Letters / On “From Minneapolis to Jerusalem”
The Fall 2021 issue of Jewish Currents featured an excellent article by Hannah Black, “From Minneapolis to Jerusalem: On Black-Palestinian Solidarity.” Readers who want to dig deeper into the subject would do well to consult historian Michael R. Fischbach’s two-volume study, Black Power and Palestine: Transnational Countries of Color and The Movement and the Middle East: How the Arab-Israeli Conflict Divided the American Left.
Fischbach offers a corrective to Black’s discussion of the 1979 firing of Andrew Young, the civil rights veteran and first African American US ambassador to the United Nations. Black credits Young for his “bravery in breaking with national policy” by meeting with a representative of the Palestine Liberation Organization (PLO) at a time when the US government, in compliance with an Israeli request, had an official policy of refusing any contact with the PLO. What Black’s account doesn’t mention is that Young—who was about to assume the rotating position of UN Security Council president—met surreptitiously with a PLO representative in order to head off a PLO attempt to introduce a Palestinian statehood resolution before the council.
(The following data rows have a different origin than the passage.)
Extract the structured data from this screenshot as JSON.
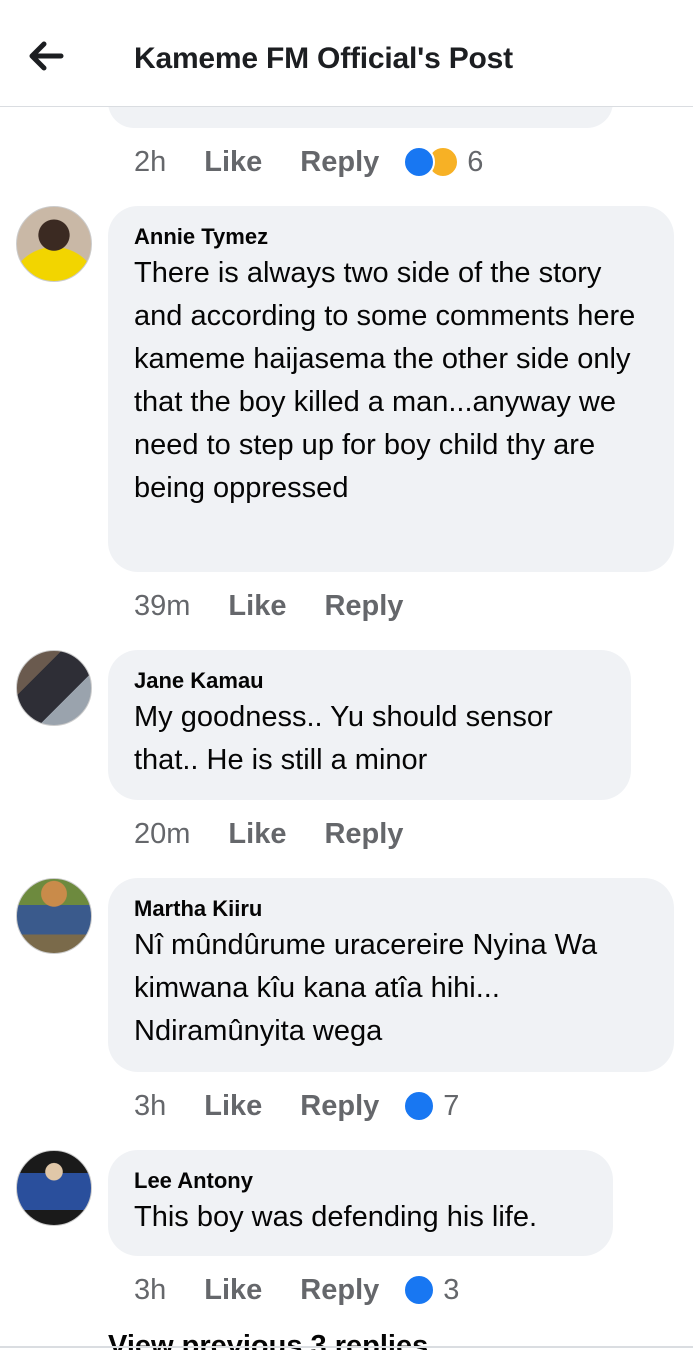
{
  "header": {
    "title": "Kameme FM Official's Post",
    "back_icon": "arrow-left-icon"
  },
  "colors": {
    "like_blue": "#1877f2",
    "haha_yellow": "#f7b125",
    "bubble_bg": "#f0f2f5",
    "meta_gray": "#65676b"
  },
  "actions": {
    "like": "Like",
    "reply": "Reply"
  },
  "prev_comment": {
    "time": "2h",
    "reaction_count": "6"
  },
  "comments": [
    {
      "author": "Annie Tymez",
      "text": "There is always two side of the story and according to some comments here kameme haijasema the other side only that the boy killed a man...anyway we need to step up for boy child thy are being oppressed",
      "time": "39m"
    },
    {
      "author": "Jane Kamau",
      "text": "My goodness.. Yu should sensor that.. He is still a minor",
      "time": "20m"
    },
    {
      "author": "Martha Kiiru",
      "text": "Nî mûndûrume uracereire Nyina Wa kimwana kîu kana atîa hihi... Ndiramûnyita wega",
      "time": "3h",
      "reaction_count": "7"
    },
    {
      "author": "Lee Antony",
      "text": "This boy was defending his life.",
      "time": "3h",
      "reaction_count": "3"
    }
  ],
  "view_more": "View previous 3 replies"
}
It’s dubious whether Young was attempting to assert a “black foreign policy,” as Black claims. He was actually carrying out the Carter administration’s instructions to prevent an airing of the resolution, which was on deck to be introduced by the Kuwaiti representative. It is certainly to Young’s credit that, when he was forced out, he openly declared his opposition to the absurd policy of not talking to the PLO—but a more complex picture emerges when Young’s motivations are taken into account.
At the same time, Fischbach provides important context to illustrate the double standard that is applied to Black officials who take a stand on Palestine. It’s significant that the US ambassador to Austria, Milton Wolf, a prominent Jewish industrialist, had met three times previously with the PLO and was not forced to resign, as Young had been. This fact is also missing from Black’s discussion of the Young affair, but it’s as pertinent today as it was in the 1970s.